(Items listed in a dataset)
▼▼▼

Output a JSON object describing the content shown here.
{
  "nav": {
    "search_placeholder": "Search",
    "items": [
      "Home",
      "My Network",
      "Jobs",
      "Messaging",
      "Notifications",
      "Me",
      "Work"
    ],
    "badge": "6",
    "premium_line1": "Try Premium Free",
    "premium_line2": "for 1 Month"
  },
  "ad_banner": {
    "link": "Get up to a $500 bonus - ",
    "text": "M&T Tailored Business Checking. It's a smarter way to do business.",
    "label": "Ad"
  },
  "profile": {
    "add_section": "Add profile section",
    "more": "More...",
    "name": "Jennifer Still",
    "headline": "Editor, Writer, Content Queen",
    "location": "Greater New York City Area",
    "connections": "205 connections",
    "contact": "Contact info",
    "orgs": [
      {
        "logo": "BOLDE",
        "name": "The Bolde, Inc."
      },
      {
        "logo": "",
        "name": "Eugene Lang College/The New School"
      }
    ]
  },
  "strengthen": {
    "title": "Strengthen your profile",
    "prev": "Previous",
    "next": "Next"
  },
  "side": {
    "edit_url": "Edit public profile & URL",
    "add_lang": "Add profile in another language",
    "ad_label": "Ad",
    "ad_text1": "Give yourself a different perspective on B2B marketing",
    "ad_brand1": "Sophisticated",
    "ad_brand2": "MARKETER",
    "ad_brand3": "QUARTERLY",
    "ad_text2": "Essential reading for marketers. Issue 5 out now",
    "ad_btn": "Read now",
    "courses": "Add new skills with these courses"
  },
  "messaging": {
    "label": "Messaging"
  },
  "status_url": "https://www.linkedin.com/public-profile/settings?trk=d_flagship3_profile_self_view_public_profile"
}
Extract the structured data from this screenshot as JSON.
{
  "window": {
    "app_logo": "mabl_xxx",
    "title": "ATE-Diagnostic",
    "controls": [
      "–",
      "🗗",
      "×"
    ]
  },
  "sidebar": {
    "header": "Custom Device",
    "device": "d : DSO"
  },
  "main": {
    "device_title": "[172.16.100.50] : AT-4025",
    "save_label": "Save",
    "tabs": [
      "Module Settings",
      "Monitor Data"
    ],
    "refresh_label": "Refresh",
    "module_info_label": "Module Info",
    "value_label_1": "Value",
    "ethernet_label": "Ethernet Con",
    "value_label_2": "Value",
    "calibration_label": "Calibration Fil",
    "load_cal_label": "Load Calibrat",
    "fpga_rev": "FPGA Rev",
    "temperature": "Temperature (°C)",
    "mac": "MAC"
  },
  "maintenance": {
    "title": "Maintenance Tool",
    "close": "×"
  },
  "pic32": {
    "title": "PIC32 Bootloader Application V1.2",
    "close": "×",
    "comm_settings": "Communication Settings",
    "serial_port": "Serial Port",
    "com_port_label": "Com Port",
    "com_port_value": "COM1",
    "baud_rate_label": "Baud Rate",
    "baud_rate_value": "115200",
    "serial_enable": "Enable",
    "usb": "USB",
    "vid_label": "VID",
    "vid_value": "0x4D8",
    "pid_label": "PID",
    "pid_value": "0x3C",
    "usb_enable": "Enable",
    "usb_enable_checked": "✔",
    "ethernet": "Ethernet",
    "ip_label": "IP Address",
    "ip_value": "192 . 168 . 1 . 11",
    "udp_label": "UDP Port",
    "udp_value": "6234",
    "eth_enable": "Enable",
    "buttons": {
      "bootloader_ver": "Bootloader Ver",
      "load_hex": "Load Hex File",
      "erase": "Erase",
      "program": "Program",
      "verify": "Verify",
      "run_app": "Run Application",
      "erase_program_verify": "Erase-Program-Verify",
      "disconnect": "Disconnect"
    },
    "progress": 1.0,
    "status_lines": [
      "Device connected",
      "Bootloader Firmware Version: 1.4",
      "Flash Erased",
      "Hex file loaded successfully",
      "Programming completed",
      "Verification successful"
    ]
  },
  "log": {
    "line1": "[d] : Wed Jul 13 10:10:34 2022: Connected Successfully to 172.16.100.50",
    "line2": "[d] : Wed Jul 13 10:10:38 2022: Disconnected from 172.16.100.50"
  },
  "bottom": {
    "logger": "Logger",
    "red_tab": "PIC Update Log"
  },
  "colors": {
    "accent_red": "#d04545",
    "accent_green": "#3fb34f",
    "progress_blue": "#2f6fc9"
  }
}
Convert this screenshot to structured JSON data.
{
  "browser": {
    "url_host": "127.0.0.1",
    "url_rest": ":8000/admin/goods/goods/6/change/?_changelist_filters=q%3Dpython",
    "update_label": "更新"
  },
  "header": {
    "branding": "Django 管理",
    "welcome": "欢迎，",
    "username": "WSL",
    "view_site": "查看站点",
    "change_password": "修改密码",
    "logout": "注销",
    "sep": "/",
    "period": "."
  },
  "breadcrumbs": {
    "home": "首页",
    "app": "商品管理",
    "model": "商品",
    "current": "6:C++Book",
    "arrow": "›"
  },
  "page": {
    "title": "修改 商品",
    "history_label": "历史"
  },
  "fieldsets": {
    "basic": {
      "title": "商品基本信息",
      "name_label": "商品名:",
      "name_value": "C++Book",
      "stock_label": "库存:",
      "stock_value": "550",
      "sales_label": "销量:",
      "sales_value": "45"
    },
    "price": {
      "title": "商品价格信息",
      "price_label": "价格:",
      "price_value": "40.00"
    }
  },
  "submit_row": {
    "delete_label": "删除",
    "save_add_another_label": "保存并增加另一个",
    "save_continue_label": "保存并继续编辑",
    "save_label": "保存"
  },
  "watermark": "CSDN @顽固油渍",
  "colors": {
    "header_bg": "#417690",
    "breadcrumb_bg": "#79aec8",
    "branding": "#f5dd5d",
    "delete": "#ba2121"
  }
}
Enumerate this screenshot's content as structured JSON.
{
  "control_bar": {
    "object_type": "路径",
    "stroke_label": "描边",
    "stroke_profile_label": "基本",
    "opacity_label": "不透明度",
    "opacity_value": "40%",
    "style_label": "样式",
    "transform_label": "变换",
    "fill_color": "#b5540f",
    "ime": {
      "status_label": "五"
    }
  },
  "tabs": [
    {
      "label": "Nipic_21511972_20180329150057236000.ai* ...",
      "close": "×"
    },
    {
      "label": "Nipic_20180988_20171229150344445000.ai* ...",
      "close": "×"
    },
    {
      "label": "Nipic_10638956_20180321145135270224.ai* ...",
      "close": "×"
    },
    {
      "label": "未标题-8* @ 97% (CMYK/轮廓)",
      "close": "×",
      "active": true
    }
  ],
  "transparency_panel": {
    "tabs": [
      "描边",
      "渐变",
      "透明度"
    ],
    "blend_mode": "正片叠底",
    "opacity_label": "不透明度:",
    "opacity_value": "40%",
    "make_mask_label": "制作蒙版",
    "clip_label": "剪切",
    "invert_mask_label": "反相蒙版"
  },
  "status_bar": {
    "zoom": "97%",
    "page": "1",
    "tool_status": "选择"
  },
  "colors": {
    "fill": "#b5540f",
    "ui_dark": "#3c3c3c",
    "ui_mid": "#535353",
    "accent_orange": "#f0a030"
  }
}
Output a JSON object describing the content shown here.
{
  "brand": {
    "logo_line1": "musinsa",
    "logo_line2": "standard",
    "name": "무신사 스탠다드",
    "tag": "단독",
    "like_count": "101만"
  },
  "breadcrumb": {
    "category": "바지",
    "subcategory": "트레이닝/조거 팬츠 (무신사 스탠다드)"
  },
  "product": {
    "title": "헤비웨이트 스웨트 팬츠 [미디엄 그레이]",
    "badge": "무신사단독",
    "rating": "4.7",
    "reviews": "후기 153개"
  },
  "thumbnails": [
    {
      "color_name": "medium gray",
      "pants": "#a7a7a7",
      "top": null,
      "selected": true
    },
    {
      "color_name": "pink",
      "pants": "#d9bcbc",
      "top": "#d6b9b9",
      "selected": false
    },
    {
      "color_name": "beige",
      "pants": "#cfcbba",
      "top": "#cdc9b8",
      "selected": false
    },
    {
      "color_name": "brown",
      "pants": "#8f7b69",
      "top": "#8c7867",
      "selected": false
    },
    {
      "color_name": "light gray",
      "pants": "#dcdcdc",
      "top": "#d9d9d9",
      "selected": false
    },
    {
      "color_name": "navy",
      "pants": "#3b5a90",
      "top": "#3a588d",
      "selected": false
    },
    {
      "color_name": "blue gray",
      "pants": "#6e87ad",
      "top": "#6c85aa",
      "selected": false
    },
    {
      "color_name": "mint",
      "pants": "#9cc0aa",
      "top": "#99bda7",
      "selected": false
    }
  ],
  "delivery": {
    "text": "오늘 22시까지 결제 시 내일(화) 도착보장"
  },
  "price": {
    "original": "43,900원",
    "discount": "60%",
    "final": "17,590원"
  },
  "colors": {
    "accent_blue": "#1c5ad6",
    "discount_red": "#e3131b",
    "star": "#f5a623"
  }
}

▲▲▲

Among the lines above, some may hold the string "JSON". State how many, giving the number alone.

5